Too often talking of alternatives to our current political and economic order is dismissed as unrealistic and a waste of time. Utopias are the pastime of dreamers – those who can’t live in the real world. Utopias that have been put into practice, such as in communist Russia, have even been proven to be highly dangerous.
But what Monica and Walter Solón were saying is that dreaming is essential. Past experience should guide us but not frighten us into thinking beyond our current reality. We can’t begin to construct until we start to dream.
Dreaming involves rejecting reality because we believe in something better. It involves creativity, allowing our imagination to wander rooted only by our values.
In this context, the experience of communism is not evidence of the danger of dreaming but the danger that comes when imagination and dreaming stops.
In the early days, communism rose as an ideal on a vision of equality, but it soon became appropriated by the domination of the all-knowing “party” and five year programmes that talked of following the inexorable processes of history.
Dreamers and idealists became the enemy, which was why writers and poets were the first to be locked up in mental institutions or sent to gulags in Siberia.
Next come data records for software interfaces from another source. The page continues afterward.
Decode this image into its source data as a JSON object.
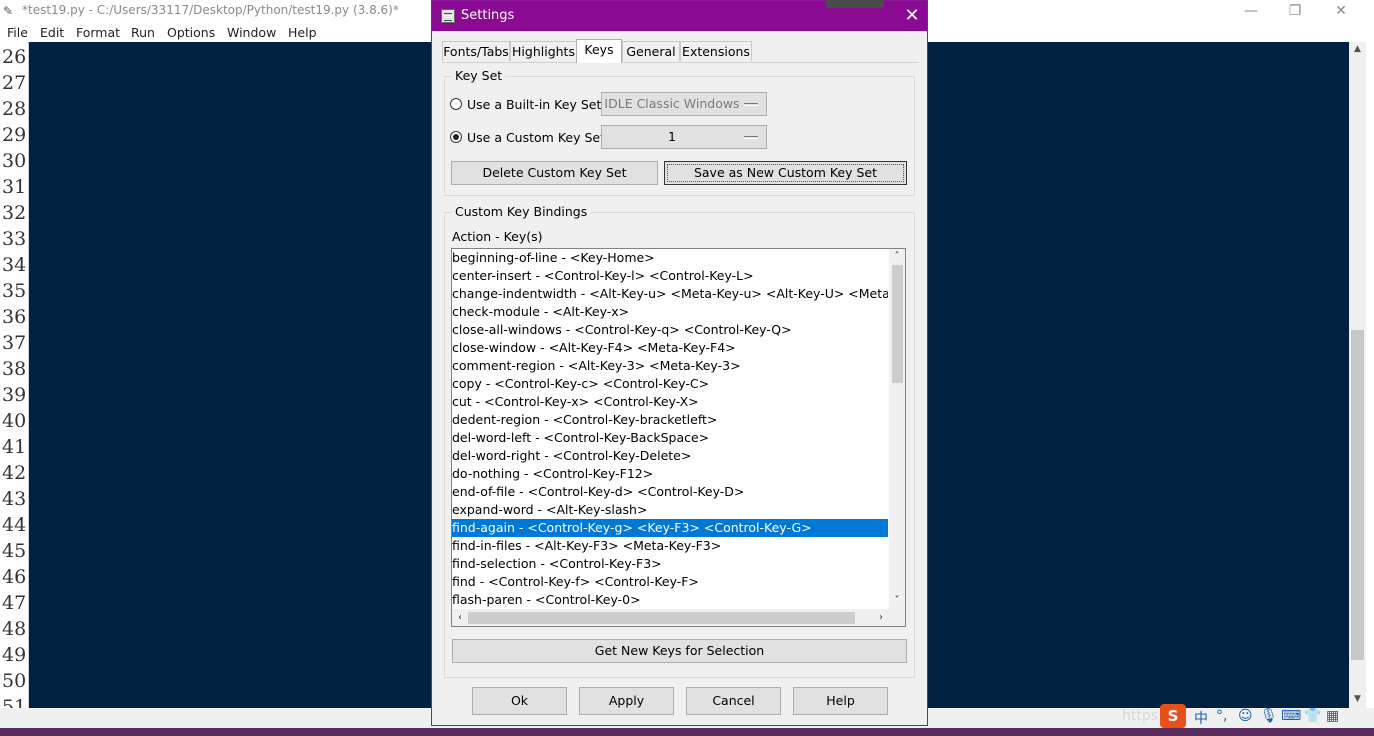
{
  "editor": {
    "title": "*test19.py - C:/Users/33117/Desktop/Python/test19.py (3.8.6)*",
    "menu": [
      "File",
      "Edit",
      "Format",
      "Run",
      "Options",
      "Window",
      "Help"
    ],
    "line_numbers": [
      "26",
      "27",
      "28",
      "29",
      "30",
      "31",
      "32",
      "33",
      "34",
      "35",
      "36",
      "37",
      "38",
      "39",
      "40",
      "41",
      "42",
      "43",
      "44",
      "45",
      "46",
      "47",
      "48",
      "49",
      "50",
      "51"
    ],
    "window_controls": {
      "minimize": "—",
      "maximize": "❐",
      "close": "✕"
    },
    "code_background": "#002240"
  },
  "tray": {
    "watermark": "https://",
    "sogou": "S",
    "items": [
      "中",
      "°,",
      "☺",
      "🎙",
      "⌨",
      "👕",
      "▦"
    ]
  },
  "dialog": {
    "title": "Settings",
    "close": "✕",
    "title_color": "#8b0a93",
    "tabs": [
      "Fonts/Tabs",
      "Highlights",
      "Keys",
      "General",
      "Extensions"
    ],
    "active_tab": "Keys",
    "key_set": {
      "group_label": "Key Set",
      "builtin_label": "Use a Built-in Key Set",
      "builtin_value": "IDLE Classic Windows",
      "custom_label": "Use a Custom Key Set",
      "custom_value": "1",
      "delete_button": "Delete Custom Key Set",
      "save_button": "Save as New Custom Key Set"
    },
    "bindings": {
      "group_label": "Custom Key Bindings",
      "list_header": "Action - Key(s)",
      "selected_index": 15,
      "items": [
        "beginning-of-line - <Key-Home>",
        "center-insert - <Control-Key-l> <Control-Key-L>",
        "change-indentwidth - <Alt-Key-u> <Meta-Key-u> <Alt-Key-U> <Meta-Key-U>",
        "check-module - <Alt-Key-x>",
        "close-all-windows - <Control-Key-q> <Control-Key-Q>",
        "close-window - <Alt-Key-F4> <Meta-Key-F4>",
        "comment-region - <Alt-Key-3> <Meta-Key-3>",
        "copy - <Control-Key-c> <Control-Key-C>",
        "cut - <Control-Key-x> <Control-Key-X>",
        "dedent-region - <Control-Key-bracketleft>",
        "del-word-left - <Control-Key-BackSpace>",
        "del-word-right - <Control-Key-Delete>",
        "do-nothing - <Control-Key-F12>",
        "end-of-file - <Control-Key-d> <Control-Key-D>",
        "expand-word - <Alt-Key-slash>",
        "find-again - <Control-Key-g> <Key-F3> <Control-Key-G>",
        "find-in-files - <Alt-Key-F3> <Meta-Key-F3>",
        "find-selection - <Control-Key-F3>",
        "find - <Control-Key-f> <Control-Key-F>",
        "flash-paren - <Control-Key-0>"
      ],
      "get_new_keys_button": "Get New Keys for Selection"
    },
    "footer": {
      "ok": "Ok",
      "apply": "Apply",
      "cancel": "Cancel",
      "help": "Help"
    },
    "selection_color": "#0078d7"
  }
}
An attempt to put dreams into cold storage.
For Walter Solón Romero, painting was an essential medium for creativity and imagination. He used paintings to express both the injustice that he saw but also his belief in a different world. Like dissidents in Russia, his artistic expression was frequently seen as dangerous by the authorities. In 1980 he was arrested and tortured. The police threatened to cut off his hands because they were the tools of his imagination.
Throughout his paintings and artistic works, Don Quijote became the most significant symbol of his struggle for justice, appearing in a series of paintings between 1967 and 1990.
The eccentric hero of Spanish novelist Cervantes is a suitable figure to communicate the importance of imagination in struggles for justice. The adjective "quixotic", meaning "idealistic and impractical", derives from the protagonist’s name.
During the two novels, Quijote is frequently dismissed as crazy as he sets off with his squire Sancho to right wrongs and protect the oppressed. He mistakes windmills for oppressive giants and believes peasant girls are beautiful princesses. At the end of the second book, Quixote decides on his deathbed that his actions have been madness. Sancho begs him not to give up.
Many people in Bolivia are determined not go give up, and continue to struggle for justice with creativity and imagination.
In a TV debate on human rights earlier this week, Elyzabeth Peredo and Pablo Solón together with the Sacha Llorenti, Head of the Assembly of Human Rights even said that they believed that the “right to madness” was the most important human right. It was a right that allowed us to be creative and to give us the confidence to fight for a different world when we are told there is no alternative.
I have always loved both art and politics but have often kept them apart. What I am appreciating here is how important art and creativity is to be political. In fact it’s an essential part of a vision for a different, just and more diverse world. Without it our politics becomes tired and dogmatic. We become a mirror image of the system we are trying to oppose.
As I said goodbye to Monica, I asked her what her message was to young people her age in England. She didn’t say “we need money” or to "get involved in campaigning". She pointed inwards. She said “We need to start a revolution in our mind as this will enable us to fight against a model that benefits only a few people and destroys the lives of many.”
A revolution of creativity, madness and beauty.